The writing was on the wall. After Finance Minister Nirmala Sitharaman’s announcement of the fifth and final tranche of the economic stimulus package saw no mention of the tourism and hospitality industry, stakeholders of the sector knew that the path to normalcy was going to be a tough one to walk on. And one, which in all probability, they will have to carve on their own.
On May 18, the Federation of Hotels and Restaurants Association of India (FHRAI) said that the Central government snub would cost them dearly, estimating that within the next month-and-a-half, over 70% of hotels and restaurants in the country would have to shut.
FHRAI said: “The industry is decidedly looking at a major catastrophe including massive job loss, bankrupt enterprises, and definite closure of at least 70 per cent of hospitality establishments across the country.”
The exclusion of the tourism and hospitality industry from the stimulus is a huge speed bump on the government’s path towards economic revival, said industry insiders, flabbergasted at why they had been left to pick themselves out of the abyss with no help whatsoever.
“The entire industry is confused, hysterical and in disbelief after listening to the FM’s speech. There was no mention of hospitality and tourism at all,” said Gurbaxish Singh Kohli, Vice President, FHRAI.
He added that the hospitality and tourism industry contributes 10% of the GDP, with a turnover of Rs 17 crore and providing jobs to over 4.3 crore people. Hence, the complete lack of mention was shocking and disappointing.
The fears are not unfounded with the COVID-19 pandemic beginning to leave indelible scars on the hospitality industry and its allied services. Food delivery player Zomato let go of 13% of its staff, which translates to 520 employees. Swiggy, its competitor, followed suit and laid off over 1,100 employees.
With no cash inflow, travel plans on the backburner, and the present migrant exodus, industry experts say that revival of the industry seems like a distant dream, at least until mid-2021. Various surveys and studies suggest that while citizens across Indian may be tired of being confined to their homes, they are not all that enthusiastic about travelling either.
While this comes as no surprise, the knowledge of the impending doom does little to assuage the simmering tensions.
According to Thomas Cook (India) Ltd and SOTC Travel, only 14% of Indians plan to travel in 2020, while 45% of the respondents have deferred all their travel plans to 2021.

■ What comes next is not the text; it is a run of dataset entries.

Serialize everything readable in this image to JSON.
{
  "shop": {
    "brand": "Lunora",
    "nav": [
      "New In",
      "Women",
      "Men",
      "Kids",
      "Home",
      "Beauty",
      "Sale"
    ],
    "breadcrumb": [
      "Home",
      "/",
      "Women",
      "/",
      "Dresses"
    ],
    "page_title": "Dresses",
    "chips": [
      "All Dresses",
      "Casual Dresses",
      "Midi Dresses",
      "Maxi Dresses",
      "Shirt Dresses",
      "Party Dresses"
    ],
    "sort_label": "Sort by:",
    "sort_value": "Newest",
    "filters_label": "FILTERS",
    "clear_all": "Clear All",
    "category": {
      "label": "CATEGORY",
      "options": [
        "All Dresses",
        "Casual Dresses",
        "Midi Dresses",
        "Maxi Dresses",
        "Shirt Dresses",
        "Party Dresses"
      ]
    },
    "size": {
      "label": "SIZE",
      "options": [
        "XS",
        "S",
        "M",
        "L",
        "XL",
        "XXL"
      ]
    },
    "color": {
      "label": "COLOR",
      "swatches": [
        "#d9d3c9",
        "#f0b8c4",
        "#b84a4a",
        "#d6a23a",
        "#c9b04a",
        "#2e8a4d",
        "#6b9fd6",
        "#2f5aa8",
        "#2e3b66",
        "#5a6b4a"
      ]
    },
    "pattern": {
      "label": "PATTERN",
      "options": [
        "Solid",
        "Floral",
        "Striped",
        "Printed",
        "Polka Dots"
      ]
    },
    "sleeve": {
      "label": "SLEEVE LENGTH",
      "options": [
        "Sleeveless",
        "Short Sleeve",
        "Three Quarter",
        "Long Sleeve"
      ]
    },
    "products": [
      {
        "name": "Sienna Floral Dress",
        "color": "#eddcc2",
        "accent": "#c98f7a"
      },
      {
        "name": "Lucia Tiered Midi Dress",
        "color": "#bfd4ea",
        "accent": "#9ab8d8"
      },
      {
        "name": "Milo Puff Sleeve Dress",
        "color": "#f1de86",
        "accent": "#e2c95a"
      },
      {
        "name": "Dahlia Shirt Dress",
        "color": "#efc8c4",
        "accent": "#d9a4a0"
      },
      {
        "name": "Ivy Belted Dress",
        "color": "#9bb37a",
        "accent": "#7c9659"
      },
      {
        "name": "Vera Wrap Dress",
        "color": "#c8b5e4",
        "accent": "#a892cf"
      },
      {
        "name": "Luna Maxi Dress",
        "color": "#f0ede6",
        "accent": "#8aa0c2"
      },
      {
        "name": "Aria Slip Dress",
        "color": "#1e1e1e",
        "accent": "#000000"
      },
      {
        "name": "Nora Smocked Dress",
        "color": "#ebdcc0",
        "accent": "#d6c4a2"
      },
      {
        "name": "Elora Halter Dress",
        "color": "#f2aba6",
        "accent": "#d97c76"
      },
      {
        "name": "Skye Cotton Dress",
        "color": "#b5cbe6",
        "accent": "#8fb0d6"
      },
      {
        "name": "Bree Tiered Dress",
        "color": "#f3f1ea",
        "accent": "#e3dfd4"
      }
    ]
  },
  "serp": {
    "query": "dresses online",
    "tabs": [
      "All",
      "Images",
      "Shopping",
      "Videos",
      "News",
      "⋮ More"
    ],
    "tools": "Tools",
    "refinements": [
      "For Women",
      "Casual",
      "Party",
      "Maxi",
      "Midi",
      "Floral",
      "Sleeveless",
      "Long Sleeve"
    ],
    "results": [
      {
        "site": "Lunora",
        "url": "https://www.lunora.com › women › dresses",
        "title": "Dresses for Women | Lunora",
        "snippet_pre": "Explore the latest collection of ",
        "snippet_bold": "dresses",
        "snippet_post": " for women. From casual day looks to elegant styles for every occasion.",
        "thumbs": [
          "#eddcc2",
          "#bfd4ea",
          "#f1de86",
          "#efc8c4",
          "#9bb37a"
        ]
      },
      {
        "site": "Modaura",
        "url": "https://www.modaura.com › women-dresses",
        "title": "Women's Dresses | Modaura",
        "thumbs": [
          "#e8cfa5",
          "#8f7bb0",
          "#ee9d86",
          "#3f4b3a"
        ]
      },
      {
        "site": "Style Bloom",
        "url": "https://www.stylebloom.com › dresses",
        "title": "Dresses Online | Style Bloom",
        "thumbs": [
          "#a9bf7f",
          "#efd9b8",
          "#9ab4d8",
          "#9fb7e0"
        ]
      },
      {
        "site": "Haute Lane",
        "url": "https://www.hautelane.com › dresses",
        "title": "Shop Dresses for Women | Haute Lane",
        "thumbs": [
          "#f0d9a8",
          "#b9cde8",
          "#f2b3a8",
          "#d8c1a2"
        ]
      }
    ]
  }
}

The survey, Holiday Readiness Report, surveyed over 2,500 consumers across India’s metros and tier 1 & 2 cities. However, there is a silver lining, albeit a distant one.
The survey also indicated that domestic travel would take centre stage in the country, in the coming months. And this is what the industry is also placing its bets on. Akshita M Bhanj Deo, Director of The Belgadia Palace, said: “Given how the pandemic has created both physical and economic duress, the first thought on travellers’ minds will be proximity and low-cost safe travel.” (IANS)
With stakeholders keeping their fingers crossed over the government’s ability to flatten the COVID-19 curve, the atithi devo bhava (the guest is god) narrative seems to have gained a whole new meaning in the hospitality industry.